-- Opening Marker --
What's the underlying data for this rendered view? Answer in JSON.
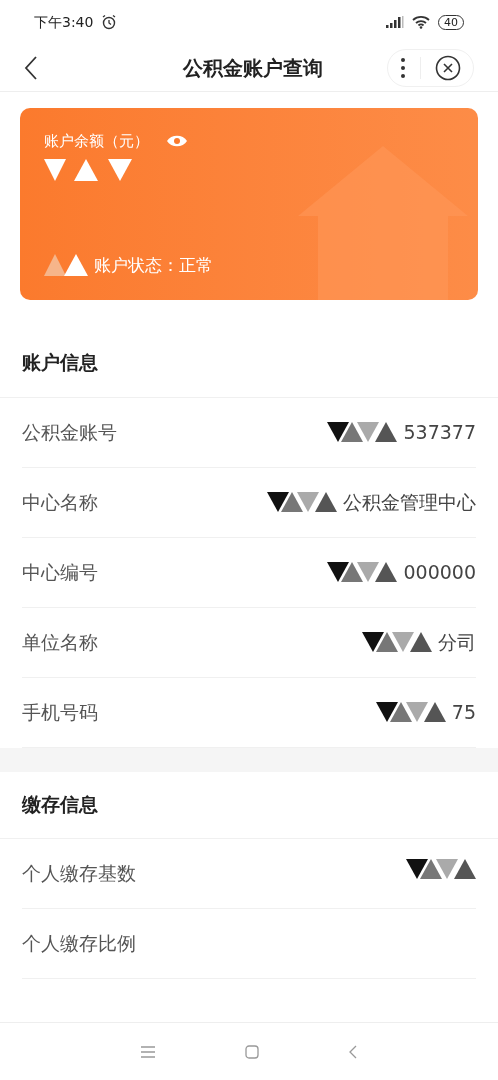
{
  "status_bar": {
    "time": "下午3:40",
    "battery": "40"
  },
  "header": {
    "title": "公积金账户查询"
  },
  "card": {
    "balance_label": "账户余额（元）",
    "status": "账户状态：正常"
  },
  "sections": [
    {
      "title": "账户信息",
      "rows": [
        {
          "label": "公积金账号",
          "value": "537377",
          "redacted": true
        },
        {
          "label": "中心名称",
          "value": "公积金管理中心",
          "redacted": true
        },
        {
          "label": "中心编号",
          "value": "000000",
          "redacted": true
        },
        {
          "label": "单位名称",
          "value": "分司",
          "redacted": true
        },
        {
          "label": "手机号码",
          "value": "75",
          "redacted": true
        }
      ]
    },
    {
      "title": "缴存信息",
      "rows": [
        {
          "label": "个人缴存基数",
          "value": "",
          "redacted": true
        },
        {
          "label": "个人缴存比例",
          "value": "",
          "redacted": false
        }
      ]
    }
  ]
}
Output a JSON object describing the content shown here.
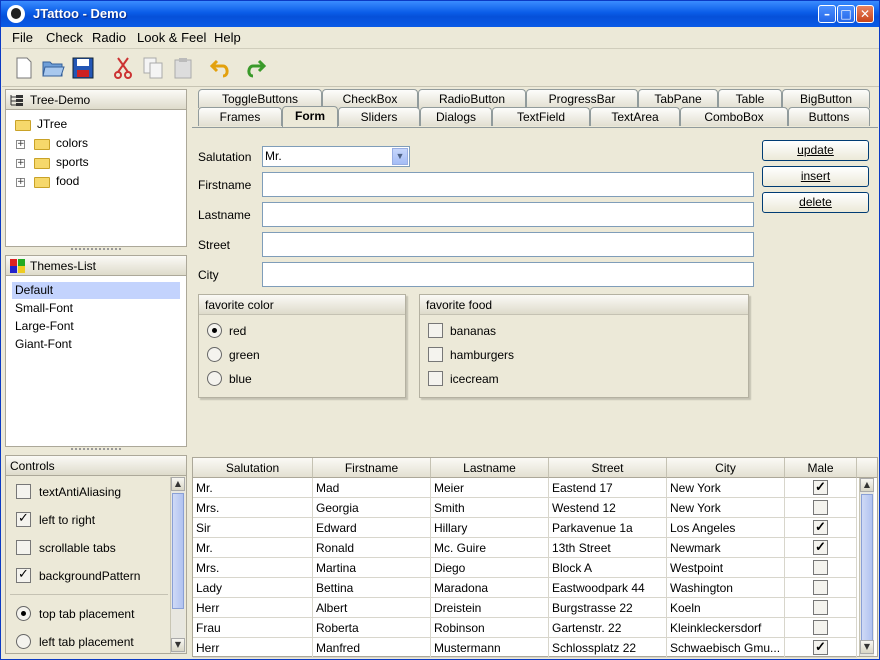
{
  "window": {
    "title": "JTattoo - Demo"
  },
  "menubar": [
    "File",
    "Check",
    "Radio",
    "Look & Feel",
    "Help"
  ],
  "tree": {
    "title": "Tree-Demo",
    "root": "JTree",
    "children": [
      "colors",
      "sports",
      "food"
    ]
  },
  "themes": {
    "title": "Themes-List",
    "items": [
      "Default",
      "Small-Font",
      "Large-Font",
      "Giant-Font"
    ],
    "selected": "Default"
  },
  "controls": {
    "title": "Controls",
    "checkboxes": [
      {
        "label": "textAntiAliasing",
        "checked": false
      },
      {
        "label": "left to right",
        "checked": true
      },
      {
        "label": "scrollable tabs",
        "checked": false
      },
      {
        "label": "backgroundPattern",
        "checked": true
      }
    ],
    "radios": [
      {
        "label": "top tab placement",
        "checked": true
      },
      {
        "label": "left tab placement",
        "checked": false
      }
    ]
  },
  "tabs": {
    "row1": [
      "ToggleButtons",
      "CheckBox",
      "RadioButton",
      "ProgressBar",
      "TabPane",
      "Table",
      "BigButton"
    ],
    "row2": [
      "Frames",
      "Form",
      "Sliders",
      "Dialogs",
      "TextField",
      "TextArea",
      "ComboBox",
      "Buttons"
    ],
    "active": "Form"
  },
  "form": {
    "salutation_label": "Salutation",
    "salutation_value": "Mr.",
    "firstname_label": "Firstname",
    "lastname_label": "Lastname",
    "street_label": "Street",
    "city_label": "City",
    "buttons": {
      "update": "update",
      "insert": "insert",
      "delete": "delete"
    },
    "color_group": {
      "title": "favorite color",
      "options": [
        "red",
        "green",
        "blue"
      ],
      "selected": "red"
    },
    "food_group": {
      "title": "favorite food",
      "options": [
        "bananas",
        "hamburgers",
        "icecream"
      ]
    }
  },
  "table": {
    "columns": [
      "Salutation",
      "Firstname",
      "Lastname",
      "Street",
      "City",
      "Male"
    ],
    "rows": [
      [
        "Mr.",
        "Mad",
        "Meier",
        "Eastend 17",
        "New York",
        true
      ],
      [
        "Mrs.",
        "Georgia",
        "Smith",
        "Westend 12",
        "New York",
        false
      ],
      [
        "Sir",
        "Edward",
        "Hillary",
        "Parkavenue 1a",
        "Los Angeles",
        true
      ],
      [
        "Mr.",
        "Ronald",
        "Mc. Guire",
        "13th Street",
        "Newmark",
        true
      ],
      [
        "Mrs.",
        "Martina",
        "Diego",
        "Block A",
        "Westpoint",
        false
      ],
      [
        "Lady",
        "Bettina",
        "Maradona",
        "Eastwoodpark 44",
        "Washington",
        false
      ],
      [
        "Herr",
        "Albert",
        "Dreistein",
        "Burgstrasse 22",
        "Koeln",
        false
      ],
      [
        "Frau",
        "Roberta",
        "Robinson",
        "Gartenstr. 22",
        "Kleinkleckersdorf",
        false
      ],
      [
        "Herr",
        "Manfred",
        "Mustermann",
        "Schlossplatz 22",
        "Schwaebisch Gmu...",
        true
      ]
    ]
  }
}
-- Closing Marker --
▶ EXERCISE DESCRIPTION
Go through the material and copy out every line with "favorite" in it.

▶ REPLY TO THE TASK
      "title": "favorite color",
      "title": "favorite food",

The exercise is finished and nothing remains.